- **DATASET**:

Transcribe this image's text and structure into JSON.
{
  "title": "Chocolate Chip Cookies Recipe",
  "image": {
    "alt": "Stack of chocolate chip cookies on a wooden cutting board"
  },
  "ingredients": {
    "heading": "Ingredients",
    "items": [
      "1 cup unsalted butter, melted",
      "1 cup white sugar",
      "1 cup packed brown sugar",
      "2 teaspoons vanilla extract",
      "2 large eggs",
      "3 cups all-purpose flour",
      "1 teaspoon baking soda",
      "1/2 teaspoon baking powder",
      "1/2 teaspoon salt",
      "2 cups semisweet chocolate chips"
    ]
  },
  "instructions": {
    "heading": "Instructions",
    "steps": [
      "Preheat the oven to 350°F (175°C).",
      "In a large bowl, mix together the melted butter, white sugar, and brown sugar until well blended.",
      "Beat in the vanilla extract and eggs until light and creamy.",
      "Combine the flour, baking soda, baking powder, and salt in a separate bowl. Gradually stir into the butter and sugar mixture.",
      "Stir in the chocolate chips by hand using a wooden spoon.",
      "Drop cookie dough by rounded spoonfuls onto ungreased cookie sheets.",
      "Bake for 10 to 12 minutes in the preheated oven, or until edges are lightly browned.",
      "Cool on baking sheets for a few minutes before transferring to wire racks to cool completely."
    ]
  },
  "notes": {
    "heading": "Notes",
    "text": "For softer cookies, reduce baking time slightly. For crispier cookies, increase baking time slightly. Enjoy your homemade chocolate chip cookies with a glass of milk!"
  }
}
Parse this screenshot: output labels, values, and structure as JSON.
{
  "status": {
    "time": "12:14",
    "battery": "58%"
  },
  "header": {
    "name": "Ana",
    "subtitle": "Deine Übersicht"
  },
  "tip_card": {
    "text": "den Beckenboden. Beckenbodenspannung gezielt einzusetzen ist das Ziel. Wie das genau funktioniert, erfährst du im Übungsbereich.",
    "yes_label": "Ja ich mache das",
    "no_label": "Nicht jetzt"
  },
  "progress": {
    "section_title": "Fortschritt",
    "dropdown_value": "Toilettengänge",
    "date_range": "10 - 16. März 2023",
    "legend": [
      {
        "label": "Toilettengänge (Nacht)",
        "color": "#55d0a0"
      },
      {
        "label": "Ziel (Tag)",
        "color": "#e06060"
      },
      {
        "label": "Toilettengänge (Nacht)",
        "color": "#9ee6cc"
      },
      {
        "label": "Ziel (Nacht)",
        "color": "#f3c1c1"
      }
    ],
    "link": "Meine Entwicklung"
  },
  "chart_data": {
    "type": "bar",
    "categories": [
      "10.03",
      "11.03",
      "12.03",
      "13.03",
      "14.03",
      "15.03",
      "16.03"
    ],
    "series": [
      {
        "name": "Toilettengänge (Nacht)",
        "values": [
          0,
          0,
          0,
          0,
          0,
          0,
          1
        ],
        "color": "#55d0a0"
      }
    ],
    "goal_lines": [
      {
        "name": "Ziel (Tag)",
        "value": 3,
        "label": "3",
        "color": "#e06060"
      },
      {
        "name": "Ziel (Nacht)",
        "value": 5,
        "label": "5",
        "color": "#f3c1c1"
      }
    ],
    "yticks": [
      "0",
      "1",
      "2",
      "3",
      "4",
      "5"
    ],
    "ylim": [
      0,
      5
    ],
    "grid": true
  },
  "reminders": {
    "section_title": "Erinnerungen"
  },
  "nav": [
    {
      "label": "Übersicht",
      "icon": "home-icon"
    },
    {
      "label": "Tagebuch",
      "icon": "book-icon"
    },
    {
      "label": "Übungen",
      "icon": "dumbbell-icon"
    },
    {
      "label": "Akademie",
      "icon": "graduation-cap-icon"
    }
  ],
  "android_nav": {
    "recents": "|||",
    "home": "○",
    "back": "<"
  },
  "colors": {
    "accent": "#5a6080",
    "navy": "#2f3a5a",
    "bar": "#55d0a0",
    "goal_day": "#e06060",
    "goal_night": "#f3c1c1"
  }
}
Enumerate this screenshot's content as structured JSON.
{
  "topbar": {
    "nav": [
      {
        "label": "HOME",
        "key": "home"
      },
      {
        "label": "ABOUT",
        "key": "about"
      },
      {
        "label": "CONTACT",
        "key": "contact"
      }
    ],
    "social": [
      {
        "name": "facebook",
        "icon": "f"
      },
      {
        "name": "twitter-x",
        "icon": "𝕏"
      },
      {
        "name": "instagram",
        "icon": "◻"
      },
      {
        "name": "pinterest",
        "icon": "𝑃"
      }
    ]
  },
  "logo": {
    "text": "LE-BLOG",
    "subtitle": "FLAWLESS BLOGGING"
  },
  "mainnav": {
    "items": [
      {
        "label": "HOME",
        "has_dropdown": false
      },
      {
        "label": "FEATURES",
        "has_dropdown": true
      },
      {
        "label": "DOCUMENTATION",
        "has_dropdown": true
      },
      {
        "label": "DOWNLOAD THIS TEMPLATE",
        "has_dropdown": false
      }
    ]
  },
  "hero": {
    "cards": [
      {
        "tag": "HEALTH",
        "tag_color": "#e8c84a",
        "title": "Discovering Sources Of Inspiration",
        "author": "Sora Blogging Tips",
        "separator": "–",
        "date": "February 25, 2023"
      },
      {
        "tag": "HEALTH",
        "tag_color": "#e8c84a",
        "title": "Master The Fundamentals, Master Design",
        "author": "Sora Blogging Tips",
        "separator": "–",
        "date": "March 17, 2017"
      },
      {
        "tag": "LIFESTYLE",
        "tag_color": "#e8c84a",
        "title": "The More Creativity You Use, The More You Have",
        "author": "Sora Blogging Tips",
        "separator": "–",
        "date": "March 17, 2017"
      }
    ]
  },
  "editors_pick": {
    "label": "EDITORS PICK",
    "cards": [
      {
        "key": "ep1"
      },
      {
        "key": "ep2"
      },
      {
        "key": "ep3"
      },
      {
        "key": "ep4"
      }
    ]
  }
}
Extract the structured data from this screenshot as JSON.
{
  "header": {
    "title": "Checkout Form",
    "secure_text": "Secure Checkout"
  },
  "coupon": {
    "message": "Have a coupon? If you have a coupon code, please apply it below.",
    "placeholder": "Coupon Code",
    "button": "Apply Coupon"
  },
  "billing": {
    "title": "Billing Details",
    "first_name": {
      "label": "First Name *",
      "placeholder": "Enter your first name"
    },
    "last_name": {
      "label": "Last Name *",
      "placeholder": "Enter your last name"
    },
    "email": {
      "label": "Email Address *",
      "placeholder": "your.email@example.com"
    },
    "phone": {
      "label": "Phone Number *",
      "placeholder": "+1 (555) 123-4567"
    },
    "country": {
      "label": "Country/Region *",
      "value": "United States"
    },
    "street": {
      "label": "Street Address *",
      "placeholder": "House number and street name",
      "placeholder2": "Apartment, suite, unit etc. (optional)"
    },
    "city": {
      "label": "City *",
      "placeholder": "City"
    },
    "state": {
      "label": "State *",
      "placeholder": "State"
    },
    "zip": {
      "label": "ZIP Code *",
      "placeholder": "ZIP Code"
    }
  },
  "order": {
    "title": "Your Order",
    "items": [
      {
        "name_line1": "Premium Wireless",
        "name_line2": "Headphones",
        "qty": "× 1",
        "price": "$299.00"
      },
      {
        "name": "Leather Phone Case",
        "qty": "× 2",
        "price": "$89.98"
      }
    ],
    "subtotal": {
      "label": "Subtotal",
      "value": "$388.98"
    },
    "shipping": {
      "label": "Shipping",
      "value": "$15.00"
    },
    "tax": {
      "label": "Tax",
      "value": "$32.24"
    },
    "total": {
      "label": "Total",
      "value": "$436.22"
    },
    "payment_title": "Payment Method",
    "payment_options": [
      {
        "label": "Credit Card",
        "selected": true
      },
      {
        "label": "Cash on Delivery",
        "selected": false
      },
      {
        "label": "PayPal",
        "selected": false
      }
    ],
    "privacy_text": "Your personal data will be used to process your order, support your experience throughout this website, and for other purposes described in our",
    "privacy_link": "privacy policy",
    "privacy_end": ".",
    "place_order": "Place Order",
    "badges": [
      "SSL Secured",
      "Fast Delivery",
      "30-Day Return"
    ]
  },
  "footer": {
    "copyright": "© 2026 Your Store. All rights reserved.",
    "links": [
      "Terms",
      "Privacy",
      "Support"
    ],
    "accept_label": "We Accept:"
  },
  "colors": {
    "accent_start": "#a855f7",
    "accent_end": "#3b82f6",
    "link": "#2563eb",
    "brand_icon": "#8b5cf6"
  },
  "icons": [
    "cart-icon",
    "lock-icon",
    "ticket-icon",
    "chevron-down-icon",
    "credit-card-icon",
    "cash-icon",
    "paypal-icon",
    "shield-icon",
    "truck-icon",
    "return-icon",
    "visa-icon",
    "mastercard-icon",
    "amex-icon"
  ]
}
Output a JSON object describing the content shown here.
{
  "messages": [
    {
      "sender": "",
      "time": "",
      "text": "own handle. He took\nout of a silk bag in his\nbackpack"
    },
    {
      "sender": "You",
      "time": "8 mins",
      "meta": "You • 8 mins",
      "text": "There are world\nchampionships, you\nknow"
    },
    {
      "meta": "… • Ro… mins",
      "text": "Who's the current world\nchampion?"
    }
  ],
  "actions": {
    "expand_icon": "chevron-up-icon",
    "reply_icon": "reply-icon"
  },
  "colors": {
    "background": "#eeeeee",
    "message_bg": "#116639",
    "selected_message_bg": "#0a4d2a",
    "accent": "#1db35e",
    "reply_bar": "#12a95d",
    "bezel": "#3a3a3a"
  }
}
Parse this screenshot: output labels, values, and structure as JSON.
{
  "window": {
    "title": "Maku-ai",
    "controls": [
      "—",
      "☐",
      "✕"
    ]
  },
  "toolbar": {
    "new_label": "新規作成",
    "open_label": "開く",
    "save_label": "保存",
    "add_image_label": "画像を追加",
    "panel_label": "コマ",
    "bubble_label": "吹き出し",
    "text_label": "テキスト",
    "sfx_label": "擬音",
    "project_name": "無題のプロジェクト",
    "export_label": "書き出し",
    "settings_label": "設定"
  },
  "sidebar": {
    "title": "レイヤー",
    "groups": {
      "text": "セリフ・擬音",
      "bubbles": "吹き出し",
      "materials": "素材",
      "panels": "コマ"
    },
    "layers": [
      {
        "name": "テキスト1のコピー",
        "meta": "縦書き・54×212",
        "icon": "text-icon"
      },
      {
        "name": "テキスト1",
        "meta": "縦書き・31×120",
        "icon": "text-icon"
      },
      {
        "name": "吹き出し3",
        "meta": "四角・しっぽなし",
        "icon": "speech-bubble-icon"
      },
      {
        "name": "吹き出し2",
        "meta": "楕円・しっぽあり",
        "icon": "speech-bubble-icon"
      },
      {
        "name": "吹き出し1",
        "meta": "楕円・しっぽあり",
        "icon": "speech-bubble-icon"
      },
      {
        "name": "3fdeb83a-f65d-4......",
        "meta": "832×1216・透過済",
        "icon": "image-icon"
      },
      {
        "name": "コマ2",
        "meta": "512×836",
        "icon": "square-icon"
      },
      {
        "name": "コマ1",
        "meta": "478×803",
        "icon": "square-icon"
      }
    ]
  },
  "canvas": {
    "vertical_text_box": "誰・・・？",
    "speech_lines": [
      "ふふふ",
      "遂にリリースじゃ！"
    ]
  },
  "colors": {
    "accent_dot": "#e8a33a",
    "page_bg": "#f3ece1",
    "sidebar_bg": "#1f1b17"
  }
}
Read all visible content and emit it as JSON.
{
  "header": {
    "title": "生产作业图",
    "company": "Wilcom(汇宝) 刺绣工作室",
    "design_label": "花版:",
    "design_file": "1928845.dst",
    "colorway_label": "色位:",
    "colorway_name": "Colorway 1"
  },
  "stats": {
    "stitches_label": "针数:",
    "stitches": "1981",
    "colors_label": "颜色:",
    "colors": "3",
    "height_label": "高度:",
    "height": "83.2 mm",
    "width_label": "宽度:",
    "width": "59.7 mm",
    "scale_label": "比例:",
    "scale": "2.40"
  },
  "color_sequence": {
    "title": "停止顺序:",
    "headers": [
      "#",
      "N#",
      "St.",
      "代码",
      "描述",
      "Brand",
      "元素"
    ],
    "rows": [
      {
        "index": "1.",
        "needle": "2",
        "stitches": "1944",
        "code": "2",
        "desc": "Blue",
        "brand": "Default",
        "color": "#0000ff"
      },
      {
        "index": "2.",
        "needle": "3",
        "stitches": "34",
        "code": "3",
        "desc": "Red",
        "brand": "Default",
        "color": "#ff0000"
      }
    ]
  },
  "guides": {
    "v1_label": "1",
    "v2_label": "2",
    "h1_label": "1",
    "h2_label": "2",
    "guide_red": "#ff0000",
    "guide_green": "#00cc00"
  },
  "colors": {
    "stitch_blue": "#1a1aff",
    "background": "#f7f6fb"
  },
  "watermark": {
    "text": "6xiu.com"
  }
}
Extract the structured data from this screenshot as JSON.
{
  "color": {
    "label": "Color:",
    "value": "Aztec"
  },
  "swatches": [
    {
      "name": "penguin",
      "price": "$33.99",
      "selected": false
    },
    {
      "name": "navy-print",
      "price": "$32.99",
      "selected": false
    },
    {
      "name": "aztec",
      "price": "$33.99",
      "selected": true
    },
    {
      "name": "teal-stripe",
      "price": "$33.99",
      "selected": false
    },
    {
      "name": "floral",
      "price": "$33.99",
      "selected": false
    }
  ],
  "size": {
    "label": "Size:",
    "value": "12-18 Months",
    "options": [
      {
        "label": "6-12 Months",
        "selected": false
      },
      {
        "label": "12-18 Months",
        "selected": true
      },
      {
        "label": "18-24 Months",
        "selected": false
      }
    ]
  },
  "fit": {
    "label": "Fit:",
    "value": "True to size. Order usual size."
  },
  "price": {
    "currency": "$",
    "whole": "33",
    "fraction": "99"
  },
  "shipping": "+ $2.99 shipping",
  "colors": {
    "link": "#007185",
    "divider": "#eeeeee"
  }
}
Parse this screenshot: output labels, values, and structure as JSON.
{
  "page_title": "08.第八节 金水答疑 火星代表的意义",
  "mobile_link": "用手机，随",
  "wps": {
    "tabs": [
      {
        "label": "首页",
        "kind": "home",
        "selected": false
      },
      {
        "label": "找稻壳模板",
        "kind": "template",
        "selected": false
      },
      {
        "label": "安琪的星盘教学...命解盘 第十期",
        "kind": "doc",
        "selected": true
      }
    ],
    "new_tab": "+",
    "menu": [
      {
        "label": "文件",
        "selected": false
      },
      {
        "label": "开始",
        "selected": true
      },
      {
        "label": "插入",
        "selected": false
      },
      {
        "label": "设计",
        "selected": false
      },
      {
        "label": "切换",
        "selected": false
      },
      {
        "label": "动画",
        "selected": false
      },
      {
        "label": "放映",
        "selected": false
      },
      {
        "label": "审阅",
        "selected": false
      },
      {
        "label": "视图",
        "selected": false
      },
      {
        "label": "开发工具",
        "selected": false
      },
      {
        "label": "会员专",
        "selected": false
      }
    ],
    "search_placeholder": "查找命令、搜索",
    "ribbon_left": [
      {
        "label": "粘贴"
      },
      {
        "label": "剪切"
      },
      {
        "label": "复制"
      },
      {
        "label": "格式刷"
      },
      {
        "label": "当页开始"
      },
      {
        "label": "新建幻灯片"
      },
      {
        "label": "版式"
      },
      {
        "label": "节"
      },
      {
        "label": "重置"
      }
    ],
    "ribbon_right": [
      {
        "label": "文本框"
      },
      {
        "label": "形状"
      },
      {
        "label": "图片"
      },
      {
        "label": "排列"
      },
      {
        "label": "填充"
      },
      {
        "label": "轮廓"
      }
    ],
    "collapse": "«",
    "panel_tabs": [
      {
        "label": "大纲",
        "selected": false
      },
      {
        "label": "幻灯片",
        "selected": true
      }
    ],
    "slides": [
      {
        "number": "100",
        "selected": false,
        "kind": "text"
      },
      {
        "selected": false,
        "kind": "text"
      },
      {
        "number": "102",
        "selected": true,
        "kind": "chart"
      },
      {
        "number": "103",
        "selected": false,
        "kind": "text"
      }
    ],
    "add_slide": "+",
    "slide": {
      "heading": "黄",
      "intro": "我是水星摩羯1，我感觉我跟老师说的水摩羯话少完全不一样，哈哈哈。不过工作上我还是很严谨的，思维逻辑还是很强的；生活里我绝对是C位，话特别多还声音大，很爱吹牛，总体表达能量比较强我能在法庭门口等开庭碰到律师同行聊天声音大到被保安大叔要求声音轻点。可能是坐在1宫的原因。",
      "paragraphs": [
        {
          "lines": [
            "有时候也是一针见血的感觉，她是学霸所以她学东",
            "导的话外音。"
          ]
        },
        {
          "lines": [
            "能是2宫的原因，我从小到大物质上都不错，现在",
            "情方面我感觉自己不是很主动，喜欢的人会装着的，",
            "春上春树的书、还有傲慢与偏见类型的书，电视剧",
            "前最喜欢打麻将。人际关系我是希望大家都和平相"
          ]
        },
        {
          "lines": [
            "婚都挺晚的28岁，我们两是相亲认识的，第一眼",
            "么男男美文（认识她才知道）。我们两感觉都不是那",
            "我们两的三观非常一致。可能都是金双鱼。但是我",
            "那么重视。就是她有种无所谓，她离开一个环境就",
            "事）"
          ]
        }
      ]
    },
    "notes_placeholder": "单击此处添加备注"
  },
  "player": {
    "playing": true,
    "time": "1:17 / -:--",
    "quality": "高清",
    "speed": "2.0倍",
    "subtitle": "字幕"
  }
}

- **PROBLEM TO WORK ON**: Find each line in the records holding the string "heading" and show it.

- **ANSWER BELOW**:
    "heading": "Ingredients",
    "heading": "Instructions",
    "heading": "Notes",
      "heading": "黄",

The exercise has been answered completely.